    let container = Container writeToFile prodDatabase
    runReaderT (run reportTitle) container

But the point is we no longer have to create the whole tree of units and their dependencies, we simply register each implementation in exactly the same way as we did with Guice for the Java implementation.

public class App {
    public static void main(String[] args) throws IOException {
        Injector injector = Guice.createInjector(new AbstractModule() {
            @Override
            protected void configure() {
                bind(FirstNameReportWriter.class).to(FirstNameReportWriter.class);
                bind(ReportCreator.class).to(ReportCreatorImpl.class);
                bind(FirstNameDataStore.class).toInstance(
                        new Database("jdbc:sqlserver://db1:2000;databaseName=prodDb"));
                bind(ReportWriter.class).to(FileWriter.class);
            }
        });
        injector.getInstance(FirstNameReportWriter.class).writeReport(args[0]);
    }
}

Finally we can create a Container with the mock units for the tests.

runTest :: String -> [String] -> IO String
runTest title names = do
    ioRef <- newIORef ""
    runReaderT (run title) (Container (writeIORef ioRef) (pure names))
    readIORef ioRef

test1 :: Assertion
test1 = do
    report <- runTest "an interesting title" ["steve", "mike"]
    report @=? "an interesting title\nSteve:1\nMike:1"

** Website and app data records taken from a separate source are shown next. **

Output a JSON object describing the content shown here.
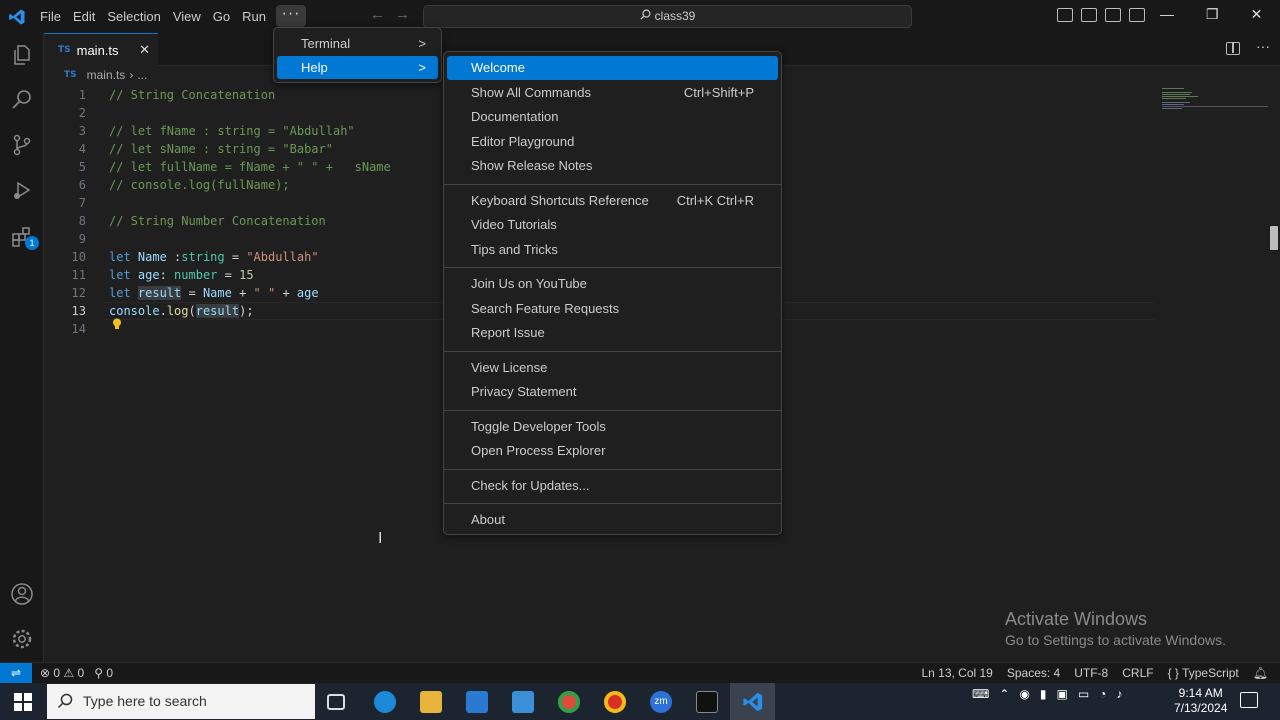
{
  "titlebar": {
    "menus": [
      "File",
      "Edit",
      "Selection",
      "View",
      "Go",
      "Run"
    ],
    "more": "···",
    "command_center": "class39"
  },
  "tab": {
    "icon_text": "TS",
    "label": "main.ts",
    "close": "✕"
  },
  "breadcrumb": {
    "icon_text": "TS",
    "file": "main.ts",
    "sep": "›",
    "rest": "..."
  },
  "editor": {
    "lines": [
      {
        "n": "1",
        "segs": [
          [
            "c-com",
            "// String Concatenation"
          ]
        ]
      },
      {
        "n": "2",
        "segs": []
      },
      {
        "n": "3",
        "segs": [
          [
            "c-com",
            "// let fName : string = \"Abdullah\""
          ]
        ]
      },
      {
        "n": "4",
        "segs": [
          [
            "c-com",
            "// let sName : string = \"Babar\""
          ]
        ]
      },
      {
        "n": "5",
        "segs": [
          [
            "c-com",
            "// let fullName = fName + \" \" +   sName"
          ]
        ]
      },
      {
        "n": "6",
        "segs": [
          [
            "c-com",
            "// console.log(fullName);"
          ]
        ]
      },
      {
        "n": "7",
        "segs": []
      },
      {
        "n": "8",
        "segs": [
          [
            "c-com",
            "// String Number Concatenation"
          ]
        ]
      },
      {
        "n": "9",
        "segs": []
      },
      {
        "n": "10",
        "segs": [
          [
            "c-kw",
            "let "
          ],
          [
            "c-var",
            "Name "
          ],
          [
            "c-pl",
            ":"
          ],
          [
            "c-type",
            "string"
          ],
          [
            "c-pl",
            " = "
          ],
          [
            "c-str",
            "\"Abdullah\""
          ]
        ]
      },
      {
        "n": "11",
        "segs": [
          [
            "c-kw",
            "let "
          ],
          [
            "c-var",
            "age"
          ],
          [
            "c-pl",
            ": "
          ],
          [
            "c-type",
            "number"
          ],
          [
            "c-pl",
            " = "
          ],
          [
            "c-num",
            "15"
          ]
        ]
      },
      {
        "n": "12",
        "segs": [
          [
            "c-kw",
            "let "
          ],
          [
            "c-var hl",
            "result"
          ],
          [
            "c-pl",
            " = "
          ],
          [
            "c-var",
            "Name"
          ],
          [
            "c-pl",
            " + "
          ],
          [
            "c-str",
            "\" \""
          ],
          [
            "c-pl",
            " + "
          ],
          [
            "c-var",
            "age"
          ]
        ]
      },
      {
        "n": "13",
        "segs": [
          [
            "c-var",
            "console"
          ],
          [
            "c-pl",
            "."
          ],
          [
            "c-fn",
            "log"
          ],
          [
            "c-pl",
            "("
          ],
          [
            "c-var hl",
            "result"
          ],
          [
            "c-pl",
            ");"
          ]
        ]
      },
      {
        "n": "14",
        "segs": []
      }
    ],
    "current_line": "13"
  },
  "menu_run": {
    "items": [
      {
        "label": "Terminal",
        "arrow": ">"
      },
      {
        "label": "Help",
        "arrow": ">"
      }
    ]
  },
  "menu_help": {
    "items": [
      {
        "label": "Welcome",
        "shortcut": ""
      },
      {
        "label": "Show All Commands",
        "shortcut": "Ctrl+Shift+P"
      },
      {
        "label": "Documentation",
        "shortcut": ""
      },
      {
        "label": "Editor Playground",
        "shortcut": ""
      },
      {
        "label": "Show Release Notes",
        "shortcut": ""
      },
      {
        "label": "Keyboard Shortcuts Reference",
        "shortcut": "Ctrl+K Ctrl+R"
      },
      {
        "label": "Video Tutorials",
        "shortcut": ""
      },
      {
        "label": "Tips and Tricks",
        "shortcut": ""
      },
      {
        "label": "Join Us on YouTube",
        "shortcut": ""
      },
      {
        "label": "Search Feature Requests",
        "shortcut": ""
      },
      {
        "label": "Report Issue",
        "shortcut": ""
      },
      {
        "label": "View License",
        "shortcut": ""
      },
      {
        "label": "Privacy Statement",
        "shortcut": ""
      },
      {
        "label": "Toggle Developer Tools",
        "shortcut": ""
      },
      {
        "label": "Open Process Explorer",
        "shortcut": ""
      },
      {
        "label": "Check for Updates...",
        "shortcut": ""
      },
      {
        "label": "About",
        "shortcut": ""
      }
    ]
  },
  "watermark": {
    "line1": "Activate Windows",
    "line2": "Go to Settings to activate Windows."
  },
  "statusbar": {
    "errors": "0",
    "warnings": "0",
    "ports": "0",
    "position": "Ln 13, Col 19",
    "spaces": "Spaces: 4",
    "encoding": "UTF-8",
    "eol": "CRLF",
    "language": "TypeScript",
    "language_prefix": "{ }"
  },
  "taskbar": {
    "search_placeholder": "Type here to search",
    "time": "9:14 AM",
    "date": "7/13/2024"
  },
  "colors": {
    "accent": "#0078d4",
    "bg": "#1f1f1f",
    "taskbar": "#1c2430"
  }
}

Java vs Haskell

Let's finish by comparing the two implementations of our coding guidelines. In Java our units are classes that consume their dependencies through constructor injection. Dependencies are referenced by the most generic interface possible. In Haskell, units are functions, they consume dependencies through currying and reference them by their type. For this purpose Haskell is better. Any unit with the right type can be used as a dependency, in Java the unit class needs to explicitly implement the interface (@FunctionalInterface can help with this). So in Haskell our code is more open closed, and less inhibited by the Liskov substitution principle as discussed in the solid principles article. Haskell also has the IO type labeling functions that cause side effects. We can be much more confident about a units's functionality from it's public interface, we can create better abstractions, and we can compose our units faster and more easily.

In the article on abstraction and composition we decided to limit mutable state and work with services and immutable data. At this point, we were well within the functional programming paradigm. This is the reason it fits so well with Haskell. It's natural to program like this in a functional language and we actually need to bend Java a little bit to fit. Though we said in the previous paragraph that Java units are classes, it's not quite that clear cut. They are classes because that is the most idiomatic way of representing them in such an object orientated language. However in most cases the class doesn't add any functionality beyond the single function it contains. Notice how the class names mirror the function names. We have a FileWriter class with a writeFile function, and a ReportCreator with a createReport function. So even though we wrap them in classes in the object orientated languages, our units are always functions really.